■ PROBLEM DESCRIPTION ■
If a line in the data has the string "webapp", please show it.

■ INPUT DATA ■
BEGIN
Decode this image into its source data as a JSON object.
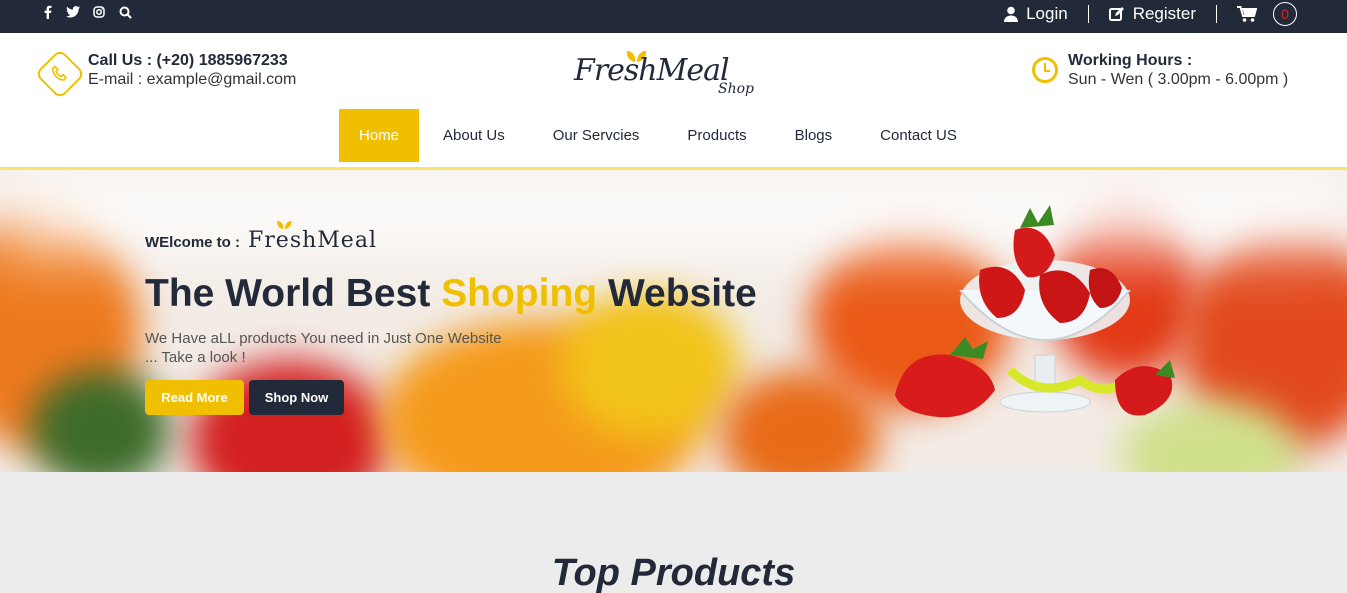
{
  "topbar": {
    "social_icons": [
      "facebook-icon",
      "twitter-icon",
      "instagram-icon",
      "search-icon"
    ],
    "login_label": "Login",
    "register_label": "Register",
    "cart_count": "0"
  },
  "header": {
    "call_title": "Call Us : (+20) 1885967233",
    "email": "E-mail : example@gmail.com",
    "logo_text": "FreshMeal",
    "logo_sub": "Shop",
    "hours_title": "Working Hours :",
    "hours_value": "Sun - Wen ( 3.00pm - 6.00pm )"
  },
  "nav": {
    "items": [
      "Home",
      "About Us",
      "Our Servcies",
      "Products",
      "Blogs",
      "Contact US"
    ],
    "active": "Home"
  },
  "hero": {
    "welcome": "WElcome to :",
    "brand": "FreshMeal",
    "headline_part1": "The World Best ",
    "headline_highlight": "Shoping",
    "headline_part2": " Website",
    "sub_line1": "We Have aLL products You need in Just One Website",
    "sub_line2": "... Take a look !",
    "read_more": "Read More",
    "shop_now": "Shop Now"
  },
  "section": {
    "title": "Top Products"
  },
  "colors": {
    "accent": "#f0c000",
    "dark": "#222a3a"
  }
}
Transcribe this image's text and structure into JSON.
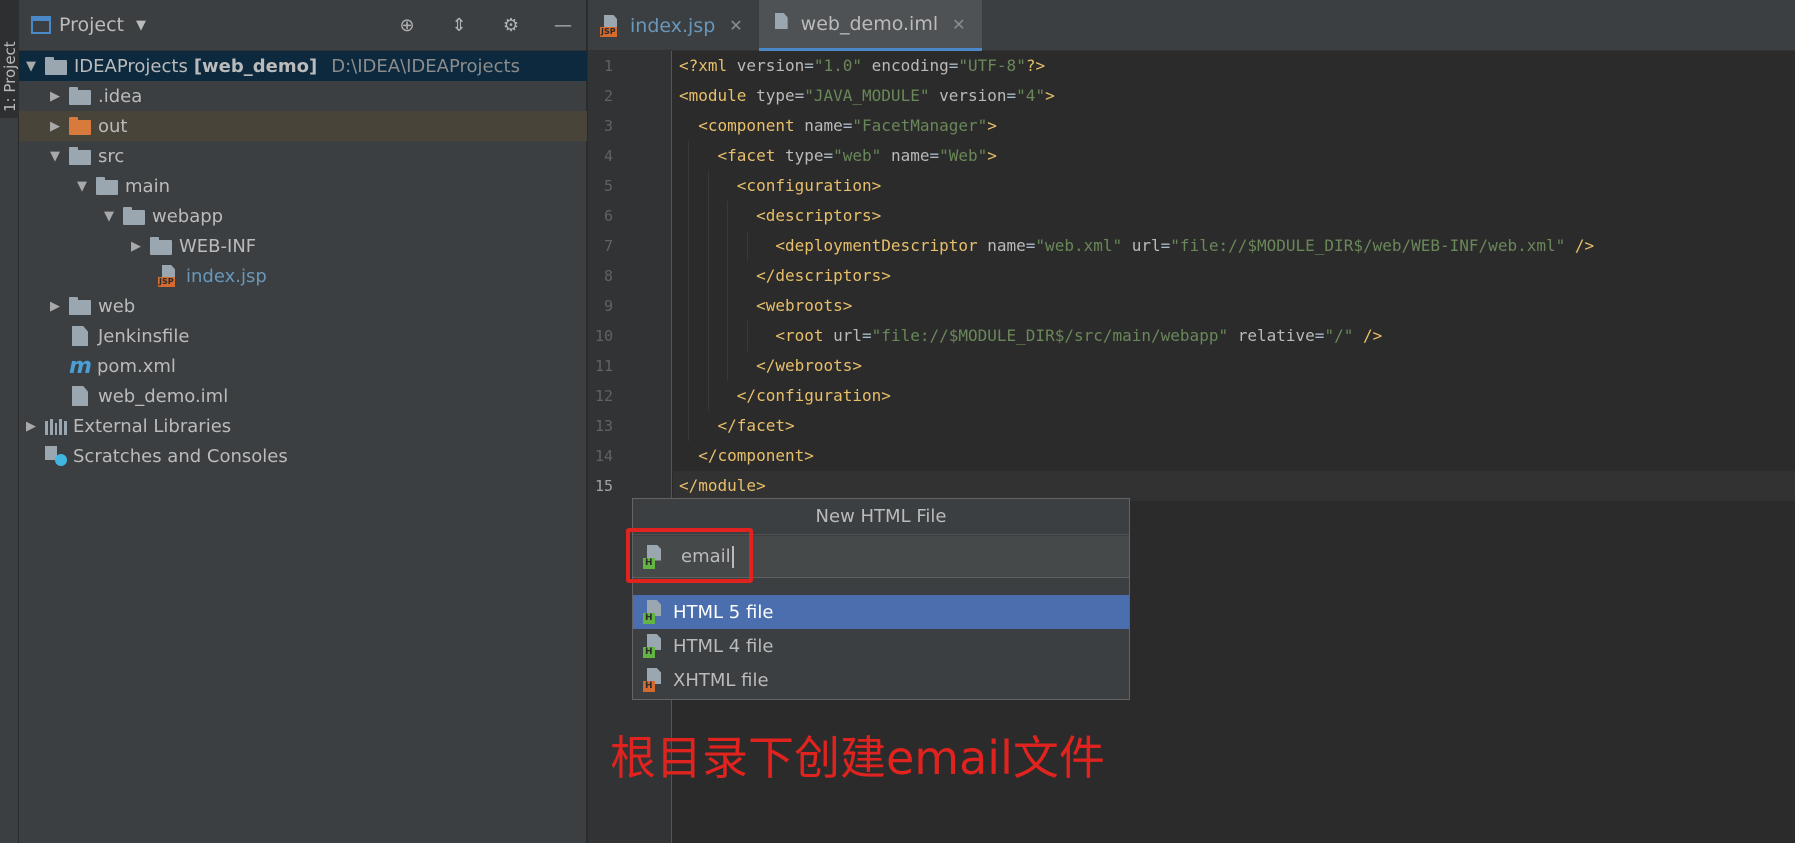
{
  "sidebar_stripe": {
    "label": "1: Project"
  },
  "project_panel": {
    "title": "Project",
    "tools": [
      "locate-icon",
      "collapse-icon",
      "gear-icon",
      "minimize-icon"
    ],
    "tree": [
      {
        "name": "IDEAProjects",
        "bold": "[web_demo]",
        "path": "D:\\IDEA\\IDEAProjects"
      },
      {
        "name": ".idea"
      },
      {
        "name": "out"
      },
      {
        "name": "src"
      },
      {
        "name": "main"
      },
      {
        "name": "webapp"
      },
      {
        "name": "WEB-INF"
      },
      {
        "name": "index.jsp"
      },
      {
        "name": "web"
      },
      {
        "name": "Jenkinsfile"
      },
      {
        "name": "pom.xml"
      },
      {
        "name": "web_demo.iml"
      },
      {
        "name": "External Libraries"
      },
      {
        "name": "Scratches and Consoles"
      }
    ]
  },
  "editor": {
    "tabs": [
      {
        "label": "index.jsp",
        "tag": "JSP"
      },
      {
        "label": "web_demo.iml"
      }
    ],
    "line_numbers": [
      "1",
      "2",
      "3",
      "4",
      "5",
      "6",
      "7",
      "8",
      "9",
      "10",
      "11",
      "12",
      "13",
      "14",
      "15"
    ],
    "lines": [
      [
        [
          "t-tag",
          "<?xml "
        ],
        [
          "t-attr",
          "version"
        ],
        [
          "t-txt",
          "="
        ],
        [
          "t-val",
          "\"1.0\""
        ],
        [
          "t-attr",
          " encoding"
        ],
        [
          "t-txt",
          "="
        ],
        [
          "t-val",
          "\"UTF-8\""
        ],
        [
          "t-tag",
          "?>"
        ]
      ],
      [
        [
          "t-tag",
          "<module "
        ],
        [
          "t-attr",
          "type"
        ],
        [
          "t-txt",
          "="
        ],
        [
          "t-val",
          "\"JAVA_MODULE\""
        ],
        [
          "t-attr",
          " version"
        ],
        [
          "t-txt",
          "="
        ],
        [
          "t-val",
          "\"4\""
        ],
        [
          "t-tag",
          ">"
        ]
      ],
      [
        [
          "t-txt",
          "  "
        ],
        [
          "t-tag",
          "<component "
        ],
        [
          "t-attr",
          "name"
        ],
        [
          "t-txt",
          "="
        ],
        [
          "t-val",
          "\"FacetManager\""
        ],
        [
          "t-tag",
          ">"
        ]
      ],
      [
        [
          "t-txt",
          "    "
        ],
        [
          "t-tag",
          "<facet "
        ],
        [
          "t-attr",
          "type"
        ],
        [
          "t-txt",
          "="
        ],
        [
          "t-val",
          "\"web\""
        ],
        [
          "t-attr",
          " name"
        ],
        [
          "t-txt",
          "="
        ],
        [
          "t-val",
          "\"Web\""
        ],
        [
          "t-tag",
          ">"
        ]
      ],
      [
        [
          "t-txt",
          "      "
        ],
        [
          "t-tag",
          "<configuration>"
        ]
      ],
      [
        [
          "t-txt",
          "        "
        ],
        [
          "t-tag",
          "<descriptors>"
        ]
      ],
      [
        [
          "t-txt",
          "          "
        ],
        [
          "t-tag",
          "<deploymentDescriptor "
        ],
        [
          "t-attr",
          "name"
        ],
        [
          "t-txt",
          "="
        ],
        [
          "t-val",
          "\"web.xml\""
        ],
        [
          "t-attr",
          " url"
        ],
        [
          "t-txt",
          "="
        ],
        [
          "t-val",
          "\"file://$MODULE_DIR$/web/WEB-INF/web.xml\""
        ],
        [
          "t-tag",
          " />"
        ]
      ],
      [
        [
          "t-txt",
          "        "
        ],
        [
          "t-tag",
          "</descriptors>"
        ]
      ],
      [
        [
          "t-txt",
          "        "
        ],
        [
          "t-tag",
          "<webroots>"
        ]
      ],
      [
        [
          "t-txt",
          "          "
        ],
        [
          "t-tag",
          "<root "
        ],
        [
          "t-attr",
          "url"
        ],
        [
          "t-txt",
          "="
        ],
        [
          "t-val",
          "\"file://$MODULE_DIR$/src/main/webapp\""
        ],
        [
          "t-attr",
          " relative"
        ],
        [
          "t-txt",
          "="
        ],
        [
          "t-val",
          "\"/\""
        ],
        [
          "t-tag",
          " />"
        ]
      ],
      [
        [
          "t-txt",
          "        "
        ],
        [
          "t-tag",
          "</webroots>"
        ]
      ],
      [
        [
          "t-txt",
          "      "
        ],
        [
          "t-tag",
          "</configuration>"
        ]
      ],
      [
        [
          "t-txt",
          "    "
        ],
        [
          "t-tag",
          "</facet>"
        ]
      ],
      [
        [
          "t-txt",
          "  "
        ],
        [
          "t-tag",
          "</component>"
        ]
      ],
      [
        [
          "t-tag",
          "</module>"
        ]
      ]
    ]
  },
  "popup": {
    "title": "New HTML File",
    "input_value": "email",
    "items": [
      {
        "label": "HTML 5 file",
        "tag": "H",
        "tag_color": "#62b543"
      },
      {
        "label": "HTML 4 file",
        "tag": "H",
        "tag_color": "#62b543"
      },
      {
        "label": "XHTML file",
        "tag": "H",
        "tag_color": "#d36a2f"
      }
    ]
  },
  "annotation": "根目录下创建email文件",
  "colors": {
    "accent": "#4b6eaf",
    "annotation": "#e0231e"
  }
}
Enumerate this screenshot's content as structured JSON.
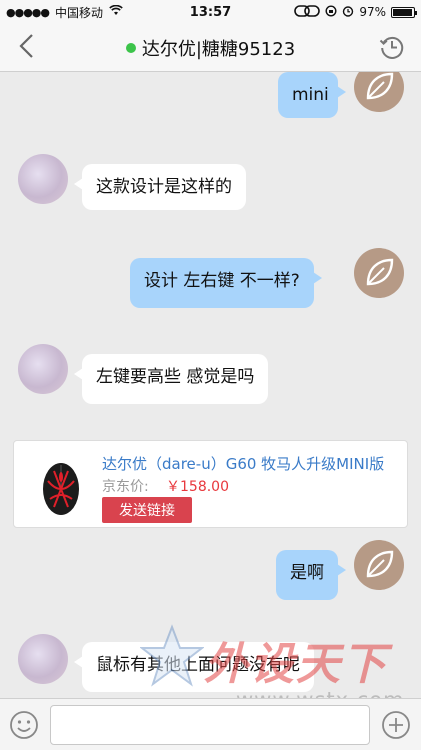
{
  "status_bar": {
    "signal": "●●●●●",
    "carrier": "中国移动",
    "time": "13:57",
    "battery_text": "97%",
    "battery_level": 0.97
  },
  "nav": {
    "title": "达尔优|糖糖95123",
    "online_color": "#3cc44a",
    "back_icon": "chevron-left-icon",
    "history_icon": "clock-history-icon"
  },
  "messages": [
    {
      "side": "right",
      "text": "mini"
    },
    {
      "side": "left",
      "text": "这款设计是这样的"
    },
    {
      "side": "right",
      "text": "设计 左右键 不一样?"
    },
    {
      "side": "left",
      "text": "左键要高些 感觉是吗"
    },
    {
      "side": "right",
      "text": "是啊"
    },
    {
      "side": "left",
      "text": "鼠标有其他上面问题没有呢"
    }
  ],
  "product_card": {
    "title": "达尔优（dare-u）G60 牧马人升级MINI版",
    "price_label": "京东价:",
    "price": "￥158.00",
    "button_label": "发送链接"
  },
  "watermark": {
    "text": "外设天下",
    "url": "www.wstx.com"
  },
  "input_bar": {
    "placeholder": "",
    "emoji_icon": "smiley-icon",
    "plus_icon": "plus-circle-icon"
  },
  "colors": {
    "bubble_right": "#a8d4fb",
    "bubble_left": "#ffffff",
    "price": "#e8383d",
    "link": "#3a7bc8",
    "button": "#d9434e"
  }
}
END
■ OUTPUT OF THE TASK ■
        "name": "webapp"
          "\"file://$MODULE_DIR$/src/main/webapp\""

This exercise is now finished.